Life is messy. Interrupted by memories, distractions, mistakes and boring passages where little happens, it's not experienced in a neat, comprehensible line. But you wouldn't necessarily guess that from watching documentary films.
Many of the documentaries at Full Frame this year adhere to a tidy chronological form. Biographies march through birth, childhood, adulthood and death. Historical docs walk us through events from start to finish. In an even voiceover, a narrator frames it all: the archival footage, the slow zooms into historical photographs, the talking-head interviews with experts and participants. Roll credits.
You can mess with that formula, but don't expect Oscar nominations or phone calls from American Masters for an experimental documentary. In fact, "experimental" almost seems to be a bad word in the documentary world. It's conspicuously absent from the descriptions of the formally unconventional films at Full Frame. Instead, code words appear.
The "elliptical meditation" Devil's Rope (April 10, 11 a.m., Cinema 1 at the Carolina Theatre) allows the complex story of barbed wire to accumulate gradually rather than spoon-feeding it through a pat narrative. Kings of the Wind & Electric Queens (April 10, 11 p.m., Cinema 3 at the Durham Convention Center) turns a carnival in India into a "menagerie of sensory stimulation." Kurt Cobain: Montage of Heck (April 9, 10 p.m., Cinema 1) roughly cuts together home movies, animation, journal excerpts and interviews into an "audiovisual collage."
Filmmaker Erin Espelie—whose THE LANTHANIDE SERIES (April 11, 10 a.m., Cinema 1) might be the most experimental work at the festival—can rattle off the ways documentarians depart from the safe-for-PBS norm, as her film employs them all.

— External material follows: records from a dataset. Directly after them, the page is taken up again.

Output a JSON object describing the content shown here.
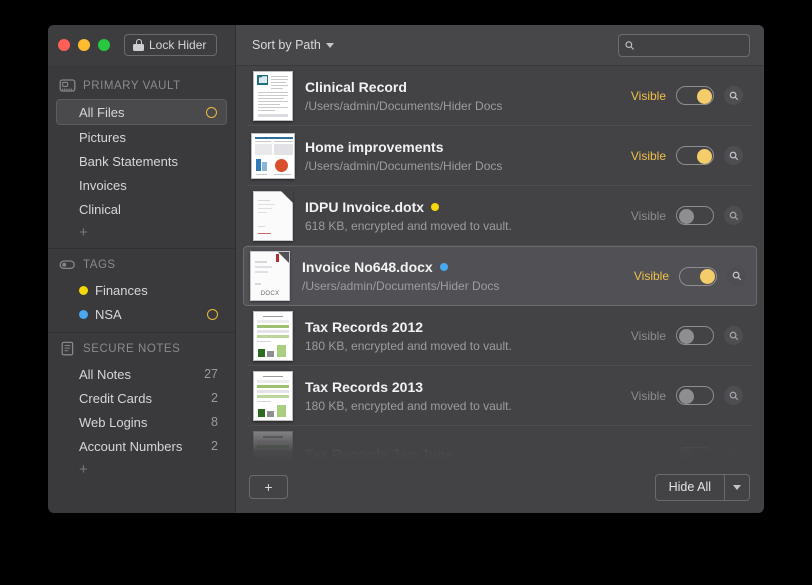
{
  "window": {
    "lock_button_label": "Lock Hider",
    "traffic_lights": [
      "close",
      "minimize",
      "zoom"
    ]
  },
  "sidebar": {
    "sections": [
      {
        "id": "primary-vault",
        "title": "PRIMARY VAULT",
        "icon": "vault-drive-icon",
        "items": [
          {
            "label": "All Files",
            "selected": true,
            "ring": true
          },
          {
            "label": "Pictures",
            "selected": false,
            "ring": false
          },
          {
            "label": "Bank Statements",
            "selected": false,
            "ring": false
          },
          {
            "label": "Invoices",
            "selected": false,
            "ring": false
          },
          {
            "label": "Clinical",
            "selected": false,
            "ring": false
          }
        ],
        "add_label": "+"
      },
      {
        "id": "tags",
        "title": "TAGS",
        "icon": "tag-toggle-icon",
        "items": [
          {
            "label": "Finances",
            "dot": "#f5d80a",
            "ring": false
          },
          {
            "label": "NSA",
            "dot": "#4aa8f0",
            "ring": true
          }
        ]
      },
      {
        "id": "secure-notes",
        "title": "SECURE NOTES",
        "icon": "note-page-icon",
        "items": [
          {
            "label": "All Notes",
            "count": "27"
          },
          {
            "label": "Credit Cards",
            "count": "2"
          },
          {
            "label": "Web Logins",
            "count": "8"
          },
          {
            "label": "Account Numbers",
            "count": "2"
          }
        ],
        "add_label": "+"
      }
    ]
  },
  "toolbar": {
    "sort_label": "Sort by Path",
    "search_placeholder": ""
  },
  "files": [
    {
      "title": "Clinical Record",
      "subtitle": "/Users/admin/Documents/Hider Docs",
      "visible_label": "Visible",
      "visible": true,
      "tag_dot": null,
      "thumb": "text-document",
      "selected": false,
      "faded": false
    },
    {
      "title": "Home improvements",
      "subtitle": "/Users/admin/Documents/Hider Docs",
      "visible_label": "Visible",
      "visible": true,
      "tag_dot": null,
      "thumb": "chart-document",
      "selected": false,
      "faded": false
    },
    {
      "title": "IDPU Invoice.dotx",
      "subtitle": "618 KB, encrypted and moved to vault.",
      "visible_label": "Visible",
      "visible": false,
      "tag_dot": "#f5d80a",
      "thumb": "blank-page",
      "selected": false,
      "faded": false
    },
    {
      "title": "Invoice No648.docx",
      "subtitle": "/Users/admin/Documents/Hider Docs",
      "visible_label": "Visible",
      "visible": true,
      "tag_dot": "#4aa8f0",
      "thumb": "docx-page",
      "selected": true,
      "faded": false
    },
    {
      "title": "Tax Records 2012",
      "subtitle": "180 KB, encrypted and moved to vault.",
      "visible_label": "Visible",
      "visible": false,
      "tag_dot": null,
      "thumb": "spreadsheet-green",
      "selected": false,
      "faded": false
    },
    {
      "title": "Tax Records 2013",
      "subtitle": "180 KB, encrypted and moved to vault.",
      "visible_label": "Visible",
      "visible": false,
      "tag_dot": null,
      "thumb": "spreadsheet-green",
      "selected": false,
      "faded": false
    },
    {
      "title": "Tax Records Jan-June",
      "subtitle": "",
      "visible_label": "Visible",
      "visible": false,
      "tag_dot": null,
      "thumb": "spreadsheet-green",
      "selected": false,
      "faded": true
    }
  ],
  "bottom_bar": {
    "add_label": "+",
    "hide_all_label": "Hide All"
  },
  "colors": {
    "accent_yellow": "#f4cc6a",
    "tag_yellow": "#f5d80a",
    "tag_blue": "#4aa8f0",
    "window_bg": "#434346",
    "sidebar_bg": "#3a3a3c"
  }
}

"One is experimentation in form," she says. "Another is experimentation with the delivery of content, how information is conveyed. A third is how different or surprising the information can be in terms of jumping between realms of ideas. And a fourth element is how one shoots."
Espelie, an instructor in Duke University's Experimental Documentary Arts graduate program, made a nonlinear video essay that devotes a chapter to each of the 15 lanthanide elements on the Periodic Table. Also known as the rare earth elements, the lanthanides are essential to cameras, microphones and anything with a screen, as well as to the precise polishing of glass lenses.
For Espelie, each element serves as a departure point for thoughts about vision, memory and human understanding. She weaves together vintage educational films about glass, documentary footage of mines and shots that use an iPad's surface as a reflector, referencing ancient obsidian "black mirrors" that purportedly enabled people to see into the future.
"I'm really interested in thinking about the materiality of what is doing the recording," she says. "But also I'm thinking about that metaphorically, about how screens are really starting to control the boundary of our perceptions of the natural world."
Sometimes, experimental documentary trends catch on. Espelie tags "sensory film" as a breaking one, exemplified at Full Frame by Kings of the Wind & Electric Queens as well as Graminoids (April 10, 10 a.m., Cinema 1), an unnarrated, six-minute visual experience of wind blowing grass.
Originating from Lucien Castaing-Taylor's Sensory Ethnography Lab at Harvard University, the style replaces narration with right-in-the-action footage (tiny GoPro cameras have been a revelation) or simply presents raw footage as a proxy for direct experience. Leviathan, a 2012 film about the fishing industry by Castaing-Taylor and Véréna Paravel, stunned critics with its visceral, immersive camerawork.
"All documentary—whether you're making a talking-head, traditional, structured film that's Hollywood-based, or you're making an experimental or sensory film—they're all trying to establish some sort of truth," says Durham-based filmmaker Jeremy Smyth.
With his twin brother, Brendan, Smyth made the experimental documentaries Por Dinero and Rice for Sale, the latter telling the history of Bali in 10 wordless vignettes. The Smyths aren't showing at Full Frame, but will screen their films in their Unexposed film series at the Carrack on April 27. They call themselves experimental documentarians, but not when submitting their films to some festivals.
"Sometimes, if you tell them it's experimental documentary, they assume that it's not true," Brendan says. "People are scared about that word." If they say their film is experimental, people at screenings might assume a skeptical posture before the lights go off. But if they simply say it's a documentary, then people engage with it, their idea of the genre expanding to make room for the Smyth brothers' unconventional structures.
Both Espelie and the Smyths cite the legendary Errol Morris as an important influence. Morris' career-launching 1978 doc Gates of Heaven, about the relocation of a pet cemetery, is showing at Full Frame (April 12, 10:40 a.m., Durham Arts Council). Unnarrated, the film consists solely of interviews with pet-owners and the cemetery manager, sometimes shot from odd angles, or from very far away.
"Something as simple as not having a medium-wide shot makes me want to see that movie, just to see what the hell he's doing with the camera," Brendan says. "Why is it like that? That's experimental film—you ask questions about techniques and structure and form. Then you're getting beyond whether it's a documentary or not."
This article appeared in print with the headline "Shattered mirrors"